Ballad of a Thin Man – A few boos from the audience start this song off. The song was written as a protest to the media people of the day. It also has many references which may be about outing a homosexual in the lyrics. This song is described by Al Kooper (who played on the original version) as being “musically more sophisticated than anything else on the Highway 61 Revisited album.” Kooper also recalled that at the end of the song, (original) drummer Bobby Gregg said “This is a nasty song, Bob.” Kooper adds “Dylan was King Of The Nasty Song at that time.” All I know, is this live version is amazing.

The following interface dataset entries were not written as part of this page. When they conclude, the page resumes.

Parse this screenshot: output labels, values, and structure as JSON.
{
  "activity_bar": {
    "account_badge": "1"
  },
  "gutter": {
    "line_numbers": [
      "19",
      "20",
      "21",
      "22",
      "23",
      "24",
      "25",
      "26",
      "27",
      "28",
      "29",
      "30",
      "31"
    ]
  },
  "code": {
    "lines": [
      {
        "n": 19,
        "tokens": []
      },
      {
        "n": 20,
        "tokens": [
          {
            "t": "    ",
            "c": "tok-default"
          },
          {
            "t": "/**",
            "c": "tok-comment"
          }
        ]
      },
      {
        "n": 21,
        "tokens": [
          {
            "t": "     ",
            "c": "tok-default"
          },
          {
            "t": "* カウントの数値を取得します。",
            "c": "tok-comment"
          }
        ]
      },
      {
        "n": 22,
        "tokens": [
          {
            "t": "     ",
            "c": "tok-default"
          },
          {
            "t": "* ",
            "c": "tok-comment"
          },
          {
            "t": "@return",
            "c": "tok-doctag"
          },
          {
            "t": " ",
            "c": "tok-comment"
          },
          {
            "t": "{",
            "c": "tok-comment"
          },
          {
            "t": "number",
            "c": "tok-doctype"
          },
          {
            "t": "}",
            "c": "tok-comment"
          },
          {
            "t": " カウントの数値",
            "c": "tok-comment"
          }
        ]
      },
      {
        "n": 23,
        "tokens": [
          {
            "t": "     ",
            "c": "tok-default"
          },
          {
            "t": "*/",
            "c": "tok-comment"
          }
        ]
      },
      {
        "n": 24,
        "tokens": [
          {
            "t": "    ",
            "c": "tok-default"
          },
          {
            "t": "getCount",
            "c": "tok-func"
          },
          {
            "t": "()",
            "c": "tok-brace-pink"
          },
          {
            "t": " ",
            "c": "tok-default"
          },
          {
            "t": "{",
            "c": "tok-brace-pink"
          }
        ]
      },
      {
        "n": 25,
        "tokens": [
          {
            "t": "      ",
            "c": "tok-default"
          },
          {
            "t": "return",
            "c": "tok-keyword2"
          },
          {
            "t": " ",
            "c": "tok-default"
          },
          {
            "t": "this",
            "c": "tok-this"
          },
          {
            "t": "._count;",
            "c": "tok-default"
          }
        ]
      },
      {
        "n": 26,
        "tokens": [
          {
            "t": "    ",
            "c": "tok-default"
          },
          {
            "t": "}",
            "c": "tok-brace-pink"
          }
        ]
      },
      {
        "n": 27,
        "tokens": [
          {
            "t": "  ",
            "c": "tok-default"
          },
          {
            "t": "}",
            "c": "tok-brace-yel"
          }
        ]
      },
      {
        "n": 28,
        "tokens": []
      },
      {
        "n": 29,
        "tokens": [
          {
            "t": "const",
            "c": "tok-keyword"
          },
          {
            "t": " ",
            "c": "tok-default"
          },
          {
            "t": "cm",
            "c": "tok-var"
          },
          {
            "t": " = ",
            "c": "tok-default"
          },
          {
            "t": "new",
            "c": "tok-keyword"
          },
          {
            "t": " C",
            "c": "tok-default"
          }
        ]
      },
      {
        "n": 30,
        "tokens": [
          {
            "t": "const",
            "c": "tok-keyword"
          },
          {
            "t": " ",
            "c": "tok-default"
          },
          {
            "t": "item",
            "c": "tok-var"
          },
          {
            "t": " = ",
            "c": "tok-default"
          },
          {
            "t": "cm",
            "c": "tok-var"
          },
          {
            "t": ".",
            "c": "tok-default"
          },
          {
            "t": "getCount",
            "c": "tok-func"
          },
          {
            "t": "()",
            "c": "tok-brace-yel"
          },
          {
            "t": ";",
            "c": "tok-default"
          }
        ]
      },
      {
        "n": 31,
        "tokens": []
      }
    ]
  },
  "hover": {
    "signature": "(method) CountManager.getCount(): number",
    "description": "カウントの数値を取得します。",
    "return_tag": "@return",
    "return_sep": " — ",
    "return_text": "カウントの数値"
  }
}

Like a Rolling Stone – Dylan starts this one off by saying “We’d like to dedicate this one to the Taj Mahal.” I have no idea what he was on about. The original version was written after Dylan got back from an exhaustive British tour in 1965. He was considering quitting the music industry, and he used his frustrations to write this song. It was heavier than any previous Dylan song, and the record company balked at both the length and the harder edge. It was only after a promo copy had been heard by influential dj’s that it was released as a single. Thankfully this song became Dylan’s highest charting single, and a staple in his live shows. It closes the concert out, as it usually did on this tour, and ends this album on a high note.
In my opinion, this album is a must for even a casual Dylan fan. It comes in both 2LP and 2 cd versions. If you are a completest, you can buy the 36 disc version called The 1966 Live Recordings. That set features all of the live shows on his tour, but vary in terms of sound quality since many are audience recordings, and with 36 discs of mostly the same setlists, it will get repetitive. But for the 99% of us that like/love Dylan, this one is just perfect.